▶ **AIM OF THE TASK**
A complete response lists each line of the data below that includes the word "WORK".

━━━━━━

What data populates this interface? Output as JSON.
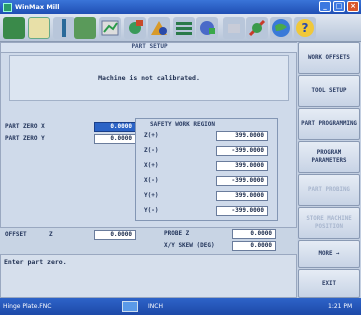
{
  "window": {
    "title": "WinMax Mill"
  },
  "panel": {
    "title": "PART SETUP"
  },
  "notice": "Machine is not calibrated.",
  "part_zero": {
    "x_label": "PART ZERO X",
    "x_value": "0.0000",
    "y_label": "PART ZERO Y",
    "y_value": "0.0000"
  },
  "safety": {
    "title": "SAFETY WORK REGION",
    "rows": [
      {
        "label": "Z(+)",
        "value": "399.0000"
      },
      {
        "label": "Z(-)",
        "value": "-399.0000"
      },
      {
        "label": "X(+)",
        "value": "399.0000"
      },
      {
        "label": "X(-)",
        "value": "-399.0000"
      },
      {
        "label": "Y(+)",
        "value": "399.0000"
      },
      {
        "label": "Y(-)",
        "value": "-399.0000"
      }
    ]
  },
  "offset": {
    "label": "OFFSET",
    "axis": "Z",
    "value": "0.0000"
  },
  "probe": {
    "label": "PROBE Z",
    "value": "0.0000"
  },
  "skew": {
    "label": "X/Y SKEW (DEG)",
    "value": "0.0000"
  },
  "message": "Enter part zero.",
  "side_buttons": [
    {
      "label": "WORK OFFSETS",
      "enabled": true
    },
    {
      "label": "TOOL SETUP",
      "enabled": true
    },
    {
      "label": "PART PROGRAMMING",
      "enabled": true
    },
    {
      "label": "PROGRAM PARAMETERS",
      "enabled": true
    },
    {
      "label": "PART PROBING",
      "enabled": false
    },
    {
      "label": "STORE MACHINE POSITION",
      "enabled": false
    },
    {
      "label": "MORE →",
      "enabled": true
    },
    {
      "label": "EXIT",
      "enabled": true
    }
  ],
  "status": {
    "file": "Hinge Plate.FNC",
    "units": "INCH",
    "time": "1:21 PM"
  },
  "colors": {
    "titlebar": "#2a5fcc",
    "active_field": "#2b63c6",
    "panel": "#cfdaea"
  },
  "toolbar_icons": [
    "open-file-icon",
    "graphics-icon",
    "tool-icon",
    "mdi-icon",
    "chart-icon",
    "tool-library-icon",
    "holder-icon",
    "list-icon",
    "setup-icon",
    "disabled-icon",
    "tools-icon",
    "globe-icon",
    "help-icon"
  ]
}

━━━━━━

▶ **RESPONSE TO THE TASK**
    "title": "SAFETY WORK REGION",
      "label": "WORK OFFSETS",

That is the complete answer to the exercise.